Philipe has answered, but I will expand on 2.
This is not an example of さえ ＋ Verb‐ば, here さえ is being used to add some extra nuance to 生きて. The ーて form of verbs and adjectives can be freely followed by the various markers は, も, さえ, など, なんか, ばかり, でも, しか, こそ, のみ, すら to add focus, restriction, emphasis etc. Some examples:
あなたのご親切に頼ってしか生きていけない Only by relying on your kindness can I live on.
法は大多数の人に守られてこそ法の価値がある Law has its value precisely because it is upheld by the majority of people.
それだけの金をかけてまでなぜ難工事のトンネルを掘らねばならないのか Why is it that they have to go to the extent of spending so much money to build a difficult-to-engineer tunnel?
Some examples with ーている:
運動しないで寝てばかりいた身には風呂は応えた His body, having done nothing but lie around without exercise, felt the effect of the hot bath.

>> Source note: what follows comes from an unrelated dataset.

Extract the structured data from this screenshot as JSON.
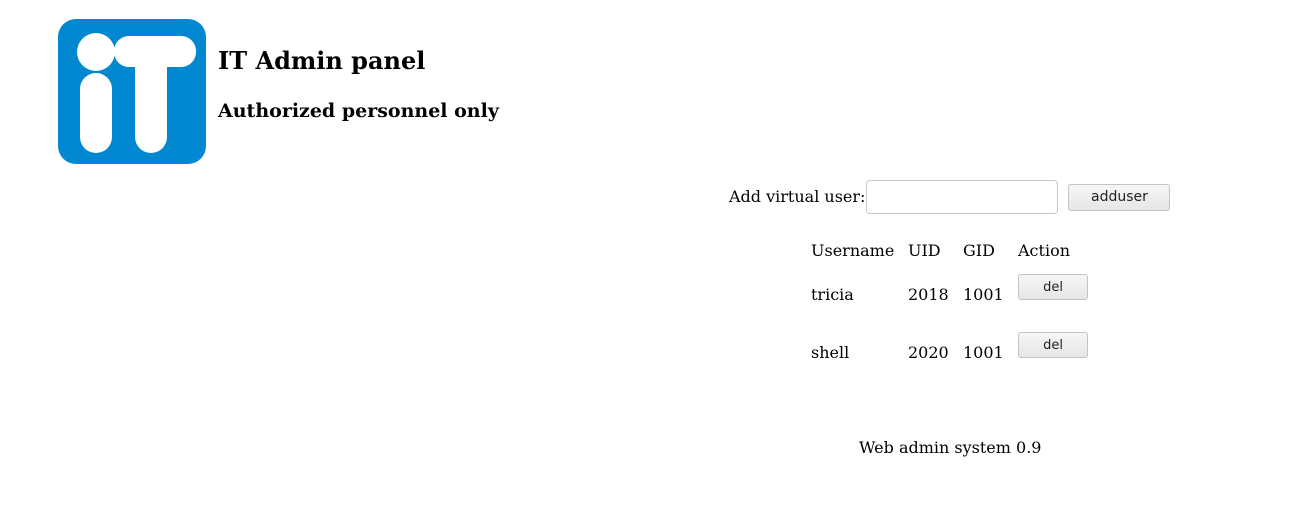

起きてだけはいますがまだ歩けません I am on my feet, at least, but I still can't walk.
As discussed elsewhere (here), one meaning of さえ is 'only, just', so the quoted sentence in your example sentence means
'if you [do me the favour of] only/just staying alive/continuing to live'

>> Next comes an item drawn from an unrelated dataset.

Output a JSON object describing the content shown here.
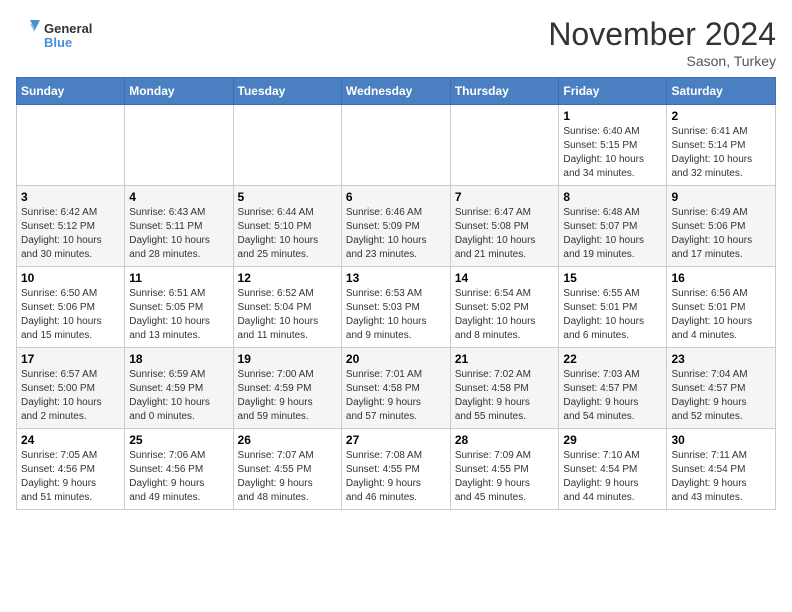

In the ーたらと思っていた construction, いい has been elided after ーたら, ーたらいい
being a common way to express a hope or wish, 'I wished/hoped that you would keep living/stay alive for me...'.